Israeli recycling bin: wood box with slit for CDs, below that small hole for inserting used batteries
Recycling bin: wood box with slit for CDs, below that small hole for inserting used batteries

The new bins are easily identifiable by their bright green color. The ends of the bins are solid. One end is decorated with a hole in the shape of a vine. The “leaves” of the vine are for stuffing plastic bags in. At the other end a wood box with a slit across it is labeled “CD.” Below that, a hole labeled “sollelot” serves to collect used batteries. There is even a panel on many of the cages for hanging notices to the community, such as classes, death notices, and apartments for rent. The labels on the various holes don’t prevent people from throwing plastic bags in with bottles, or batteries into nearby trash bins, but they do help.

Plastic recycling has spread across the country. According to a 2014 survey, 80% of the people recycle plastic, except for residents of the capital.  Less than half of Jerusalem’s residents do it, despite the evidence from the often full-to-the-top plastic recycling bins in my neighborhood.  

The same type of bin stands in most cities and towns, usually next to the large round containers designed to collect paper. These containers say they are for collecting all kinds of paper, but apparently people deposit inappropriate materials. New posters have started appearing pasted to the bins, listing exactly what should be deposited therein: newspaper, white and colored paper, light weight cardboard containers. In some business areas, like the shuk or the shopping area on Kanfei Nesharim street near us, large fenced-in cages are designated for corrugated cardboard containers.

No one recycles glass on the same scale. In order for a recycling effort to work, you need someone to take the collected materials and do something with it. Stores take back soda, beer, and wine bottles on which there is a deposit of 30 agorot, about 8 cents. But most glass bottles, such as the ones olive oil, vinegar, and juice come in, are not recycled. Someone should start collecting glass bottles to melt down to make new glass. With all the olive oil and wine consumed in this country, I’m sure they would do well.

Walking past the a green collection cage one day, I saw two boys in

Boys fishing plastic bottles from older style recycling bin, Jerusalem
Boys fishing plastic bottles from older style recycling bin, Jerusalem

it, wading through the waist high plastic bottles. I wondered, have we become so enamored of recycling we are even recycling children?

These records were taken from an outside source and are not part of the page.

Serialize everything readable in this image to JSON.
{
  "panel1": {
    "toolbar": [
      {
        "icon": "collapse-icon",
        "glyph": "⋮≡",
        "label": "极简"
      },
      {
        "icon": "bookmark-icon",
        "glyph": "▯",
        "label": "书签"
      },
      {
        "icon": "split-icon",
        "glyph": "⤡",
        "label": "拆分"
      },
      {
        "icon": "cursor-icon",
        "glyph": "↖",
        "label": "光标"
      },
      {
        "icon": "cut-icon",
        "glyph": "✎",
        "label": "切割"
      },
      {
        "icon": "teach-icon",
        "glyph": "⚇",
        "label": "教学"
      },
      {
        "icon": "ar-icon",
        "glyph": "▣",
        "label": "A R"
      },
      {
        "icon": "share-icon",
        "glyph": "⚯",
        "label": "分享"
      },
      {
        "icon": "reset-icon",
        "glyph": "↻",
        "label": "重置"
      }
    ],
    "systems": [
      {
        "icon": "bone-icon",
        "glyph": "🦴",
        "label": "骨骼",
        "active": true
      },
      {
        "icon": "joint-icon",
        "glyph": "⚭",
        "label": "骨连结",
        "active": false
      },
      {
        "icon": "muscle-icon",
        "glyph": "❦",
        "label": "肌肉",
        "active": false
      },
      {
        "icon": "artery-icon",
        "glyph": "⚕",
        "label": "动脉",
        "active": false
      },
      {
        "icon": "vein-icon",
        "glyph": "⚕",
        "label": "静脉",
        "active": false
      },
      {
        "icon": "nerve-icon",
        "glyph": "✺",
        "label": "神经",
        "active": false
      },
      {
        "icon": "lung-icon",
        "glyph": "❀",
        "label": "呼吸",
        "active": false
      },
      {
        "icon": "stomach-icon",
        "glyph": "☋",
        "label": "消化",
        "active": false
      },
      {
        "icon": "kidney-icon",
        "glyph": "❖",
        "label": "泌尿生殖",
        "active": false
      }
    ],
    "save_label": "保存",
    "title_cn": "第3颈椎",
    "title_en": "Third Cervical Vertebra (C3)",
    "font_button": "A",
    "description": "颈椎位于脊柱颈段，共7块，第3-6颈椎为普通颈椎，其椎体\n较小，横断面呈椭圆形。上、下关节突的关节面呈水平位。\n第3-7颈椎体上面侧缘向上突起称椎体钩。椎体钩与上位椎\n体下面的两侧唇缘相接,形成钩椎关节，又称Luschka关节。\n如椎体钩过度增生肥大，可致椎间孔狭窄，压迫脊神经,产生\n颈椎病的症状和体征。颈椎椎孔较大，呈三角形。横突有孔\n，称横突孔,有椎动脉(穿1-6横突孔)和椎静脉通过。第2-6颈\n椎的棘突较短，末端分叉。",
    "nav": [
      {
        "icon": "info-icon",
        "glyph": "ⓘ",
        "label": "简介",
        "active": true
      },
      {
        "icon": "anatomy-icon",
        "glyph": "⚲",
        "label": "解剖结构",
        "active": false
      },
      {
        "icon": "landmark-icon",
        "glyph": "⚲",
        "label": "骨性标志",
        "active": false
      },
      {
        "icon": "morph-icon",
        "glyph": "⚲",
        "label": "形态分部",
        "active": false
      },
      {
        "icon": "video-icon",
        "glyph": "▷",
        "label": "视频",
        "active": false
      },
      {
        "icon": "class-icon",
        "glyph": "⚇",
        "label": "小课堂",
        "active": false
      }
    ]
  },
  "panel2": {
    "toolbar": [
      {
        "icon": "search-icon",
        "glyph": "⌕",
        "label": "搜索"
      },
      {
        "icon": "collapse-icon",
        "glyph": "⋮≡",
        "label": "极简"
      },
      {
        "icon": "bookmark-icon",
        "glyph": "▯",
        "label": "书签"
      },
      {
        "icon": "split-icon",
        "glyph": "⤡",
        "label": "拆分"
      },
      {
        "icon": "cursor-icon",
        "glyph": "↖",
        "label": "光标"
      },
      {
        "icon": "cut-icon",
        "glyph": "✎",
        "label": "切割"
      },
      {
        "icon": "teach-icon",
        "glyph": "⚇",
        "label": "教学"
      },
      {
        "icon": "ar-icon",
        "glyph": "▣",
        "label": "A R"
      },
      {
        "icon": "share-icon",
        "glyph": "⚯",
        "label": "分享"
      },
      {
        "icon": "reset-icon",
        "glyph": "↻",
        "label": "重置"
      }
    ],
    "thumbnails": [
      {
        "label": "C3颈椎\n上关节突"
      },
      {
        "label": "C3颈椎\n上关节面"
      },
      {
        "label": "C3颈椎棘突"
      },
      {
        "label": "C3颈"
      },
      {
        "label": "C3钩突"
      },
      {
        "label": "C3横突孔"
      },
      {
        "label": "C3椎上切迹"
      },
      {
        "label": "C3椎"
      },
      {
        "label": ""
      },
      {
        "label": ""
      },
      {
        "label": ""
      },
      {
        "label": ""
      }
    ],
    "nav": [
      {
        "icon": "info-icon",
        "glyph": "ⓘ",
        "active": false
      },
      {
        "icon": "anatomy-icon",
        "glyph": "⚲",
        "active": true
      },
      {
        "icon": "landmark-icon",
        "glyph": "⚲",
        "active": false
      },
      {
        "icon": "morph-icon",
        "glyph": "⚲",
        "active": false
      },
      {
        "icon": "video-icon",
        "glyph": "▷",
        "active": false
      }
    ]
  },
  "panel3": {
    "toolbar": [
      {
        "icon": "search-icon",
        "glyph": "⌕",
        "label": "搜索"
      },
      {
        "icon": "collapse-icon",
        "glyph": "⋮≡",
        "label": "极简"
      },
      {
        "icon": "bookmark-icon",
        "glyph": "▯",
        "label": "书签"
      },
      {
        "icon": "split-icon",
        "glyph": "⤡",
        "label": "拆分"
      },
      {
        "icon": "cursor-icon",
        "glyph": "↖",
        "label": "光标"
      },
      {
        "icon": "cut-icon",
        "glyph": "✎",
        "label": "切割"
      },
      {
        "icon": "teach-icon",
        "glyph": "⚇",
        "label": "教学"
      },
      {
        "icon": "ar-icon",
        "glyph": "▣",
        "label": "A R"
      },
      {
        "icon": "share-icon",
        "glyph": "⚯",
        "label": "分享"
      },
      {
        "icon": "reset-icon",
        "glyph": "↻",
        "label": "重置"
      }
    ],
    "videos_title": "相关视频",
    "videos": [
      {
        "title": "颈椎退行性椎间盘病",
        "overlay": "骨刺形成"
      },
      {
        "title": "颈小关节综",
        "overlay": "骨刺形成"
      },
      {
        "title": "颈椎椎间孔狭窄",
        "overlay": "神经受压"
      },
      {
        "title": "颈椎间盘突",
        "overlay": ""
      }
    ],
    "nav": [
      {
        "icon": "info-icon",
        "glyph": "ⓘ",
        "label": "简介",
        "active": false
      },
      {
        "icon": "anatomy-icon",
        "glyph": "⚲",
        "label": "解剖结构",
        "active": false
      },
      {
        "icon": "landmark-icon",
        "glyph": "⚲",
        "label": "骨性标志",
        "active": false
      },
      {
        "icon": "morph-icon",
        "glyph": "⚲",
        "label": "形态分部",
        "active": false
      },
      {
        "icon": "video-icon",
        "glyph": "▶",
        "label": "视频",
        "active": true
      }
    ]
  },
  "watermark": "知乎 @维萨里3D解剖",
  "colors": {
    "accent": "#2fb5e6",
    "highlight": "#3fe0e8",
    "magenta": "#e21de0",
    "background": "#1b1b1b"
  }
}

Later in the day, as I walked past the playground, I realized what the boys had been doing. Children were stomping on empty soda bottles until they were flat. Sitting on a flattened soda bottle increases your speed when going down a sliding board, making the tame piece of playground equipment much more fun. The ingenuity of children at play is the best recycling tool of all.